[Listed entries]
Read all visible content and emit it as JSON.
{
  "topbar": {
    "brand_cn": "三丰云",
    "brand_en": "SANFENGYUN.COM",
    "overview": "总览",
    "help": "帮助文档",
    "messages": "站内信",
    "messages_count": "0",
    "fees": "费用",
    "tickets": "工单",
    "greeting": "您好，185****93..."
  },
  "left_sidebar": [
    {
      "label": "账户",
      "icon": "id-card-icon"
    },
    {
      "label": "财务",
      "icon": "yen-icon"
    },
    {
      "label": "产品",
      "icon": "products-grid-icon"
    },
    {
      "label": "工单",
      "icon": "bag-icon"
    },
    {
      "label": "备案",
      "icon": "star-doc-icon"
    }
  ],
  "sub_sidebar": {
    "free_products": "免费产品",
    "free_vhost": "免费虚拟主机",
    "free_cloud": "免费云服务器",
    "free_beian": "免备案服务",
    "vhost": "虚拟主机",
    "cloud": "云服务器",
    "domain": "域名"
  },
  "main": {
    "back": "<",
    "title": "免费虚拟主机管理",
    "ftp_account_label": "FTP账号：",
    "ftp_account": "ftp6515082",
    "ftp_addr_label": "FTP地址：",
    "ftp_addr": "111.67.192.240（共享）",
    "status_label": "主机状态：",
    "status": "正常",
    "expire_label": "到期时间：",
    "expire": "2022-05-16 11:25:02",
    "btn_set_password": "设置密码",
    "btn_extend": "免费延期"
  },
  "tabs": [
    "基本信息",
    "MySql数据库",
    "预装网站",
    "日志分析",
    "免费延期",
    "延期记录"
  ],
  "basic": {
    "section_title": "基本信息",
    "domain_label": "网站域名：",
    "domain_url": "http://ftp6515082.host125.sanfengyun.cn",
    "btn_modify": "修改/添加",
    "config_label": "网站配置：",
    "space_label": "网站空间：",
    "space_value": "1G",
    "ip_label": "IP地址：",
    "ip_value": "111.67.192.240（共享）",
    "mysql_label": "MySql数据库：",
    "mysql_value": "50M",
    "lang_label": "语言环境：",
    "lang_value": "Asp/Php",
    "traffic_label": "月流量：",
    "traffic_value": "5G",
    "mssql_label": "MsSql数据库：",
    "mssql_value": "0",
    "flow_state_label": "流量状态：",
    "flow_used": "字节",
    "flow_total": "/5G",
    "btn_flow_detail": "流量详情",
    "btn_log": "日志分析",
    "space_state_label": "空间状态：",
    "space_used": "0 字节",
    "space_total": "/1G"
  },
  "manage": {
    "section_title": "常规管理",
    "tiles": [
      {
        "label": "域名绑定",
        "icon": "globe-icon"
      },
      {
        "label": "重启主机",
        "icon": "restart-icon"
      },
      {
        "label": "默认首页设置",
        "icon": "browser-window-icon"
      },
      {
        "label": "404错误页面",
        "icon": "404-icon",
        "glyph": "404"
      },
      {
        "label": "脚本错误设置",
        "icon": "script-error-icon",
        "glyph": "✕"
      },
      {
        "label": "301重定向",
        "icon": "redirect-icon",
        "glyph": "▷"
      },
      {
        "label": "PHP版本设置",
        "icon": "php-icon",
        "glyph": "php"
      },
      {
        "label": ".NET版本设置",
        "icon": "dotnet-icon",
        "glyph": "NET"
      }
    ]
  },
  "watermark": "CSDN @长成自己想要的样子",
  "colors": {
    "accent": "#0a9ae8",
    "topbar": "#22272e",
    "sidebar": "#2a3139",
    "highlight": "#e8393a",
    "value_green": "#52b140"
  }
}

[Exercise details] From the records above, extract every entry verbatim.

[Expected answer]
Read all visible content and emit it as JSON.
{
  "topbar": {
    "brand_cn": "三丰云",
    "brand_en": "SANFENGYUN.COM",
    "overview": "总览",
    "help": "帮助文档",
    "messages": "站内信",
    "messages_count": "0",
    "fees": "费用",
    "tickets": "工单",
    "greeting": "您好，185****93..."
  },
  "left_sidebar": [
    {
      "label": "账户",
      "icon": "id-card-icon"
    },
    {
      "label": "财务",
      "icon": "yen-icon"
    },
    {
      "label": "产品",
      "icon": "products-grid-icon"
    },
    {
      "label": "工单",
      "icon": "bag-icon"
    },
    {
      "label": "备案",
      "icon": "star-doc-icon"
    }
  ],
  "sub_sidebar": {
    "free_products": "免费产品",
    "free_vhost": "免费虚拟主机",
    "free_cloud": "免费云服务器",
    "free_beian": "免备案服务",
    "vhost": "虚拟主机",
    "cloud": "云服务器",
    "domain": "域名"
  },
  "main": {
    "back": "<",
    "title": "免费虚拟主机管理",
    "ftp_account_label": "FTP账号：",
    "ftp_account": "ftp6515082",
    "ftp_addr_label": "FTP地址：",
    "ftp_addr": "111.67.192.240（共享）",
    "status_label": "主机状态：",
    "status": "正常",
    "expire_label": "到期时间：",
    "expire": "2022-05-16 11:25:02",
    "btn_set_password": "设置密码",
    "btn_extend": "免费延期"
  },
  "tabs": [
    "基本信息",
    "MySql数据库",
    "预装网站",
    "日志分析",
    "免费延期",
    "延期记录"
  ],
  "basic": {
    "section_title": "基本信息",
    "domain_label": "网站域名：",
    "domain_url": "http://ftp6515082.host125.sanfengyun.cn",
    "btn_modify": "修改/添加",
    "config_label": "网站配置：",
    "space_label": "网站空间：",
    "space_value": "1G",
    "ip_label": "IP地址：",
    "ip_value": "111.67.192.240（共享）",
    "mysql_label": "MySql数据库：",
    "mysql_value": "50M",
    "lang_label": "语言环境：",
    "lang_value": "Asp/Php",
    "traffic_label": "月流量：",
    "traffic_value": "5G",
    "mssql_label": "MsSql数据库：",
    "mssql_value": "0",
    "flow_state_label": "流量状态：",
    "flow_used": "字节",
    "flow_total": "/5G",
    "btn_flow_detail": "流量详情",
    "btn_log": "日志分析",
    "space_state_label": "空间状态：",
    "space_used": "0 字节",
    "space_total": "/1G"
  },
  "manage": {
    "section_title": "常规管理",
    "tiles": [
      {
        "label": "域名绑定",
        "icon": "globe-icon"
      },
      {
        "label": "重启主机",
        "icon": "restart-icon"
      },
      {
        "label": "默认首页设置",
        "icon": "browser-window-icon"
      },
      {
        "label": "404错误页面",
        "icon": "404-icon",
        "glyph": "404"
      },
      {
        "label": "脚本错误设置",
        "icon": "script-error-icon",
        "glyph": "✕"
      },
      {
        "label": "301重定向",
        "icon": "redirect-icon",
        "glyph": "▷"
      },
      {
        "label": "PHP版本设置",
        "icon": "php-icon",
        "glyph": "php"
      },
      {
        "label": ".NET版本设置",
        "icon": "dotnet-icon",
        "glyph": "NET"
      }
    ]
  },
  "watermark": "CSDN @长成自己想要的样子",
  "colors": {
    "accent": "#0a9ae8",
    "topbar": "#22272e",
    "sidebar": "#2a3139",
    "highlight": "#e8393a",
    "value_green": "#52b140"
  }
}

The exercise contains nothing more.